→ Goal of the exercise: Below are the records; print them all without any alteration.

→ Record set:

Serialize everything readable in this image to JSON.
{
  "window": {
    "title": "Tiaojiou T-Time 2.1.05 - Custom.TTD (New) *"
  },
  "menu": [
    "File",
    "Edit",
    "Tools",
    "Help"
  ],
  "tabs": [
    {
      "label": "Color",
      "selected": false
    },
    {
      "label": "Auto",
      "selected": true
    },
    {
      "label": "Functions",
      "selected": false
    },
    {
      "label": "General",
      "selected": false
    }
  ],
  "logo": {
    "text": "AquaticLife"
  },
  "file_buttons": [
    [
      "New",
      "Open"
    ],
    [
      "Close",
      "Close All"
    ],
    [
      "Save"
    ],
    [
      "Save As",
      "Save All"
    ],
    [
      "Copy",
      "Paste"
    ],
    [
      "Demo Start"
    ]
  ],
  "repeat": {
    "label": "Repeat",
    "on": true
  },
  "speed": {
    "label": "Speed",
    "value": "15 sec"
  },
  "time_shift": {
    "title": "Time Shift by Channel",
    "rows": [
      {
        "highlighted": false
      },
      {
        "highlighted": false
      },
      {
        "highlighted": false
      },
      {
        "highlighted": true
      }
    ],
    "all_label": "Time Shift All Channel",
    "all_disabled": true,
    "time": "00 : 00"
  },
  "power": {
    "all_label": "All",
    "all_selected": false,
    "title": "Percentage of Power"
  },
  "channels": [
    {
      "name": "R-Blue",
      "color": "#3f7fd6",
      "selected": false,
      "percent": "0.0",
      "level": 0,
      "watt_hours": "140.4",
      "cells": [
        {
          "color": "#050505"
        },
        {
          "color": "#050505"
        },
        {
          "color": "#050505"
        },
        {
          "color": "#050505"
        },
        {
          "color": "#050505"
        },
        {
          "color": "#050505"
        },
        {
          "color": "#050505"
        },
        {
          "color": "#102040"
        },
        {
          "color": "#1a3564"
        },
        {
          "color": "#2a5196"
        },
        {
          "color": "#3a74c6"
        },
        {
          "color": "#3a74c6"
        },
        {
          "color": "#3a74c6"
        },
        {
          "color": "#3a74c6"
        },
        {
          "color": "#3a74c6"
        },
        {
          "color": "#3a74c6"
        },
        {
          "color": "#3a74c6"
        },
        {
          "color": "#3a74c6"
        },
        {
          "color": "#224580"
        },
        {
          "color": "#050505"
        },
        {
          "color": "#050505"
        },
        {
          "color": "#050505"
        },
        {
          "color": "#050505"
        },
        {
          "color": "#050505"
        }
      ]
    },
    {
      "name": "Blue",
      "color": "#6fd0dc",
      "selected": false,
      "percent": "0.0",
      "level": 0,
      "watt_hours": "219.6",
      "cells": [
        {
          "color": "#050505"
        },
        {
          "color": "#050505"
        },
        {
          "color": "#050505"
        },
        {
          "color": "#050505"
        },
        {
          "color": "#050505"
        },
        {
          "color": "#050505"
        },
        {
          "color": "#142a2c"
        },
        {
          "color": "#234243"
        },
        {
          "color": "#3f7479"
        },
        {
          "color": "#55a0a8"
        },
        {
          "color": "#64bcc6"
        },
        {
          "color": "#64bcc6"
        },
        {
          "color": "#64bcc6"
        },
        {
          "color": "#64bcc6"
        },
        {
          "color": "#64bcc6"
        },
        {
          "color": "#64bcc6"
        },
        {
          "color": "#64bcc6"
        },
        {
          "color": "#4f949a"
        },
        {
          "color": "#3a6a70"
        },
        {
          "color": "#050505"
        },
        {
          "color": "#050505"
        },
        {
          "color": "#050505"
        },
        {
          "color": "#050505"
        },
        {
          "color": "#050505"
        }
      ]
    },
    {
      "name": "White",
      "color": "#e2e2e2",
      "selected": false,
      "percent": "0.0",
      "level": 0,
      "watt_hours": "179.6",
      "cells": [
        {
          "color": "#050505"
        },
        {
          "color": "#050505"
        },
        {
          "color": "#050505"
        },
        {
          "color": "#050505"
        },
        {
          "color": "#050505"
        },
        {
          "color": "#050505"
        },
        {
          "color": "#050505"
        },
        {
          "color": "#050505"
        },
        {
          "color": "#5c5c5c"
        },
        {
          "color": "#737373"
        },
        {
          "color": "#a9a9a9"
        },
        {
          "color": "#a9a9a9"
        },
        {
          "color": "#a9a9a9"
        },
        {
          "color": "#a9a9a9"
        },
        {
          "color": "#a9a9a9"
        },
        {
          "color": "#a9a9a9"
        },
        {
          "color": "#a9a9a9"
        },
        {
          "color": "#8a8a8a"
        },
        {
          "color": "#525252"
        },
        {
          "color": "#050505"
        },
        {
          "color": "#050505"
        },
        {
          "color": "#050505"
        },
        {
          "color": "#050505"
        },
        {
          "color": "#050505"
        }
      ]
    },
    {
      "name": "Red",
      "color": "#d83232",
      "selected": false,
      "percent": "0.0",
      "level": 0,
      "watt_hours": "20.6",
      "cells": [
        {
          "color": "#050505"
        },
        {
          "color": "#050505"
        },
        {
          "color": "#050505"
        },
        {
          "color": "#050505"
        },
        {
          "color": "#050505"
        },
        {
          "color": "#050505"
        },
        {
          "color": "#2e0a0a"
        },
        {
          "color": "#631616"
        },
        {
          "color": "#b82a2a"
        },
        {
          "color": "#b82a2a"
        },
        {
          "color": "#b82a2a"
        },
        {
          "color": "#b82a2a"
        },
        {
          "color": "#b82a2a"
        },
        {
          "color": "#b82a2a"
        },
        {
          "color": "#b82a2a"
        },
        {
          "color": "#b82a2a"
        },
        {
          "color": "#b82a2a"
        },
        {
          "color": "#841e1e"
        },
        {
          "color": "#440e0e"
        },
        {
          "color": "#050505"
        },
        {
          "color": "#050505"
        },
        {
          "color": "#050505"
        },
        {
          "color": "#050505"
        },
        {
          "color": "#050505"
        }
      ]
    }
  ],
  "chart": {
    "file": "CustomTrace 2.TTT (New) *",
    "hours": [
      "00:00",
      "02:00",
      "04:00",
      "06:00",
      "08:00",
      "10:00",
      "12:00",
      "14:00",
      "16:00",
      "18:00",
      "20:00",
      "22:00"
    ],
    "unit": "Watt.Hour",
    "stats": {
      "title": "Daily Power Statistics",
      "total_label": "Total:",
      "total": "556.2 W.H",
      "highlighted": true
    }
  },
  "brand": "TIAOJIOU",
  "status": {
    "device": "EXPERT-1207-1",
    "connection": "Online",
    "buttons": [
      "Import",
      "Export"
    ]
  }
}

→ Output for this task:
Serialize everything readable in this image to JSON.
{
  "window": {
    "title": "Tiaojiou T-Time 2.1.05 - Custom.TTD (New) *"
  },
  "menu": [
    "File",
    "Edit",
    "Tools",
    "Help"
  ],
  "tabs": [
    {
      "label": "Color",
      "selected": false
    },
    {
      "label": "Auto",
      "selected": true
    },
    {
      "label": "Functions",
      "selected": false
    },
    {
      "label": "General",
      "selected": false
    }
  ],
  "logo": {
    "text": "AquaticLife"
  },
  "file_buttons": [
    [
      "New",
      "Open"
    ],
    [
      "Close",
      "Close All"
    ],
    [
      "Save"
    ],
    [
      "Save As",
      "Save All"
    ],
    [
      "Copy",
      "Paste"
    ],
    [
      "Demo Start"
    ]
  ],
  "repeat": {
    "label": "Repeat",
    "on": true
  },
  "speed": {
    "label": "Speed",
    "value": "15 sec"
  },
  "time_shift": {
    "title": "Time Shift by Channel",
    "rows": [
      {
        "highlighted": false
      },
      {
        "highlighted": false
      },
      {
        "highlighted": false
      },
      {
        "highlighted": true
      }
    ],
    "all_label": "Time Shift All Channel",
    "all_disabled": true,
    "time": "00 : 00"
  },
  "power": {
    "all_label": "All",
    "all_selected": false,
    "title": "Percentage of Power"
  },
  "channels": [
    {
      "name": "R-Blue",
      "color": "#3f7fd6",
      "selected": false,
      "percent": "0.0",
      "level": 0,
      "watt_hours": "140.4",
      "cells": [
        {
          "color": "#050505"
        },
        {
          "color": "#050505"
        },
        {
          "color": "#050505"
        },
        {
          "color": "#050505"
        },
        {
          "color": "#050505"
        },
        {
          "color": "#050505"
        },
        {
          "color": "#050505"
        },
        {
          "color": "#102040"
        },
        {
          "color": "#1a3564"
        },
        {
          "color": "#2a5196"
        },
        {
          "color": "#3a74c6"
        },
        {
          "color": "#3a74c6"
        },
        {
          "color": "#3a74c6"
        },
        {
          "color": "#3a74c6"
        },
        {
          "color": "#3a74c6"
        },
        {
          "color": "#3a74c6"
        },
        {
          "color": "#3a74c6"
        },
        {
          "color": "#3a74c6"
        },
        {
          "color": "#224580"
        },
        {
          "color": "#050505"
        },
        {
          "color": "#050505"
        },
        {
          "color": "#050505"
        },
        {
          "color": "#050505"
        },
        {
          "color": "#050505"
        }
      ]
    },
    {
      "name": "Blue",
      "color": "#6fd0dc",
      "selected": false,
      "percent": "0.0",
      "level": 0,
      "watt_hours": "219.6",
      "cells": [
        {
          "color": "#050505"
        },
        {
          "color": "#050505"
        },
        {
          "color": "#050505"
        },
        {
          "color": "#050505"
        },
        {
          "color": "#050505"
        },
        {
          "color": "#050505"
        },
        {
          "color": "#142a2c"
        },
        {
          "color": "#234243"
        },
        {
          "color": "#3f7479"
        },
        {
          "color": "#55a0a8"
        },
        {
          "color": "#64bcc6"
        },
        {
          "color": "#64bcc6"
        },
        {
          "color": "#64bcc6"
        },
        {
          "color": "#64bcc6"
        },
        {
          "color": "#64bcc6"
        },
        {
          "color": "#64bcc6"
        },
        {
          "color": "#64bcc6"
        },
        {
          "color": "#4f949a"
        },
        {
          "color": "#3a6a70"
        },
        {
          "color": "#050505"
        },
        {
          "color": "#050505"
        },
        {
          "color": "#050505"
        },
        {
          "color": "#050505"
        },
        {
          "color": "#050505"
        }
      ]
    },
    {
      "name": "White",
      "color": "#e2e2e2",
      "selected": false,
      "percent": "0.0",
      "level": 0,
      "watt_hours": "179.6",
      "cells": [
        {
          "color": "#050505"
        },
        {
          "color": "#050505"
        },
        {
          "color": "#050505"
        },
        {
          "color": "#050505"
        },
        {
          "color": "#050505"
        },
        {
          "color": "#050505"
        },
        {
          "color": "#050505"
        },
        {
          "color": "#050505"
        },
        {
          "color": "#5c5c5c"
        },
        {
          "color": "#737373"
        },
        {
          "color": "#a9a9a9"
        },
        {
          "color": "#a9a9a9"
        },
        {
          "color": "#a9a9a9"
        },
        {
          "color": "#a9a9a9"
        },
        {
          "color": "#a9a9a9"
        },
        {
          "color": "#a9a9a9"
        },
        {
          "color": "#a9a9a9"
        },
        {
          "color": "#8a8a8a"
        },
        {
          "color": "#525252"
        },
        {
          "color": "#050505"
        },
        {
          "color": "#050505"
        },
        {
          "color": "#050505"
        },
        {
          "color": "#050505"
        },
        {
          "color": "#050505"
        }
      ]
    },
    {
      "name": "Red",
      "color": "#d83232",
      "selected": false,
      "percent": "0.0",
      "level": 0,
      "watt_hours": "20.6",
      "cells": [
        {
          "color": "#050505"
        },
        {
          "color": "#050505"
        },
        {
          "color": "#050505"
        },
        {
          "color": "#050505"
        },
        {
          "color": "#050505"
        },
        {
          "color": "#050505"
        },
        {
          "color": "#2e0a0a"
        },
        {
          "color": "#631616"
        },
        {
          "color": "#b82a2a"
        },
        {
          "color": "#b82a2a"
        },
        {
          "color": "#b82a2a"
        },
        {
          "color": "#b82a2a"
        },
        {
          "color": "#b82a2a"
        },
        {
          "color": "#b82a2a"
        },
        {
          "color": "#b82a2a"
        },
        {
          "color": "#b82a2a"
        },
        {
          "color": "#b82a2a"
        },
        {
          "color": "#841e1e"
        },
        {
          "color": "#440e0e"
        },
        {
          "color": "#050505"
        },
        {
          "color": "#050505"
        },
        {
          "color": "#050505"
        },
        {
          "color": "#050505"
        },
        {
          "color": "#050505"
        }
      ]
    }
  ],
  "chart": {
    "file": "CustomTrace 2.TTT (New) *",
    "hours": [
      "00:00",
      "02:00",
      "04:00",
      "06:00",
      "08:00",
      "10:00",
      "12:00",
      "14:00",
      "16:00",
      "18:00",
      "20:00",
      "22:00"
    ],
    "unit": "Watt.Hour",
    "stats": {
      "title": "Daily Power Statistics",
      "total_label": "Total:",
      "total": "556.2 W.H",
      "highlighted": true
    }
  },
  "brand": "TIAOJIOU",
  "status": {
    "device": "EXPERT-1207-1",
    "connection": "Online",
    "buttons": [
      "Import",
      "Export"
    ]
  }
}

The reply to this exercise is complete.